I'm going to call this the "house" pitch. In essence it is nothing but my favorite backpacking pitch (the pup-tent pitch as I usually call it), but up on poles.


Because of the placement directly over the back of the truck, if we get it tight enough and square enough to the truck we can leave the rear window and tailgate open and get only the most minor of dripping. This is great, because it means accessing our stuff and getting in and out doesn't get everything wet!

This was the second tarp pitch we tried. The first was down the length of one side of the truck, tying to the rack at one end and to a stick or just over the cab on the other, then using the poles for the other 2 corners. That pitch worked fine, but didn't cover the back entrance. At one point someone (probably me) left the back open for a bit in a light rain and the open cell foam mattress we were using got soaked... That mattress got trashed as a result. I'd always heard open cell foam was a bad idea, now I've seen it in action.
I'm going to call this pitch the "awning" pitch.It's fundamentally a lean-to pitch on poles.

The other problem is just that due to the dimensionality of the tarp the space was kind of hard to use. I think because the tarp ends up folded along the long instead of the short axis, the resulting space is more long and skinny. It's also lower overall. In the house pitch the center of the tarp is the highest point, so the part of the tarp that stays dry also lets you stand up. In the "awning" pitch the highest part is up against the truck, where you get drips down the truck all the time, and where you can't stand ('cause there's a truck there).
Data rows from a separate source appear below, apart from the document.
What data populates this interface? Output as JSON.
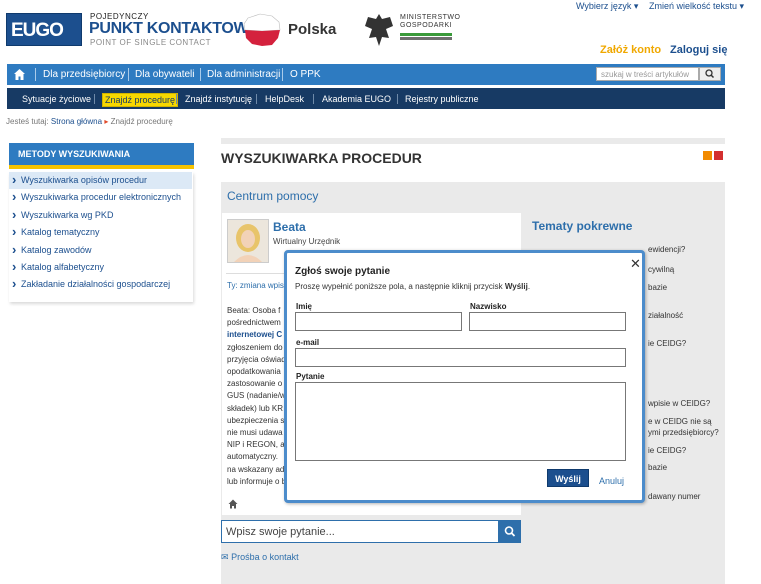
{
  "header": {
    "logo": "EUGO",
    "pk_small": "POJEDYNCZY",
    "pk_big": "PUNKT KONTAKTOWY",
    "pk_sub": "POINT OF SINGLE CONTACT",
    "country": "Polska",
    "ministry_line1": "MINISTERSTWO",
    "ministry_line2": "GOSPODARKI",
    "lang_link": "Wybierz język ▾",
    "size_link": "Zmień wielkość tekstu ▾",
    "register": "Załóż konto",
    "login": "Zaloguj się"
  },
  "nav_main": {
    "items": [
      "Dla przedsiębiorcy",
      "Dla obywateli",
      "Dla administracji",
      "O PPK"
    ],
    "search_placeholder": "szukaj w treści artykułów"
  },
  "nav_sub": {
    "items": [
      "Sytuacje życiowe",
      "Znajdź procedurę",
      "Znajdź instytucję",
      "HelpDesk",
      "Akademia EUGO",
      "Rejestry publiczne"
    ],
    "active_index": 1
  },
  "breadcrumb": {
    "prefix": "Jesteś tutaj:",
    "home": "Strona główna",
    "current": "Znajdź procedurę"
  },
  "left_menu": {
    "title": "METODY WYSZUKIWANIA",
    "items": [
      "Wyszukiwarka opisów procedur",
      "Wyszukiwarka procedur elektronicznych",
      "Wyszukiwarka wg PKD",
      "Katalog tematyczny",
      "Katalog zawodów",
      "Katalog alfabetyczny",
      "Zakładanie działalności gospodarczej"
    ],
    "selected_index": 0
  },
  "main": {
    "title": "WYSZUKIWARKA PROCEDUR",
    "help_center": "Centrum pomocy",
    "agent_name": "Beata",
    "agent_role": "Wirtualny Urzędnik",
    "ty_label": "Ty: zmiana wpisu",
    "body_lines": [
      "Beata: Osoba f",
      "pośrednictwem",
      "internetowej C",
      "zgłoszeniem do",
      "przyjęcia oświad",
      "opodatkowania",
      "zastosowanie o",
      "GUS (nadanie/w",
      "składek) lub KR",
      "ubezpieczenia s",
      "nie musi udawa",
      "NIP i REGON, a",
      "automatyczny.",
      "na wskazany ad",
      "lub informuje o b"
    ],
    "ask_placeholder": "Wpisz swoje pytanie...",
    "contact_link": "Prośba o kontakt",
    "related_title": "Tematy pokrewne",
    "related_items": [
      "ewidencji?",
      "cywilną",
      "bazie",
      "ziałalność",
      "ie CEIDG?",
      "wpisie w CEIDG?",
      "e w CEIDG nie są",
      "ymi przedsiębiorcy?",
      "ie CEIDG?",
      "bazie",
      "dawany numer"
    ]
  },
  "modal": {
    "title": "Zgłoś swoje pytanie",
    "desc_before": "Proszę wypełnić poniższe pola, a następnie kliknij przycisk ",
    "desc_bold": "Wyślij",
    "desc_after": ".",
    "label_first_name": "Imię",
    "label_last_name": "Nazwisko",
    "label_email": "e-mail",
    "label_question": "Pytanie",
    "send": "Wyślij",
    "cancel": "Anuluj",
    "close": "✕"
  },
  "colors": {
    "nav_blue": "#2e7bc1",
    "nav_dark": "#173a64",
    "accent_yellow": "#f7d800",
    "link_blue": "#1c4f8e",
    "modal_border": "#4c8ccb"
  }
}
Using the house pitch made our time in the rain a LOT more comfortable. We were able to use the wooden box you see in the center as a chair or table. We could prepare food for cooking, and eat it, without being rained on. We were still cooking on the fire in the background, but it's just a short run out in the rain to fiddle with it. My tarp is an 8x10, and I did find myself wishing for a 10x12 (we have one, but it's on the trailer right now), so I'm curious to give that a try in the future.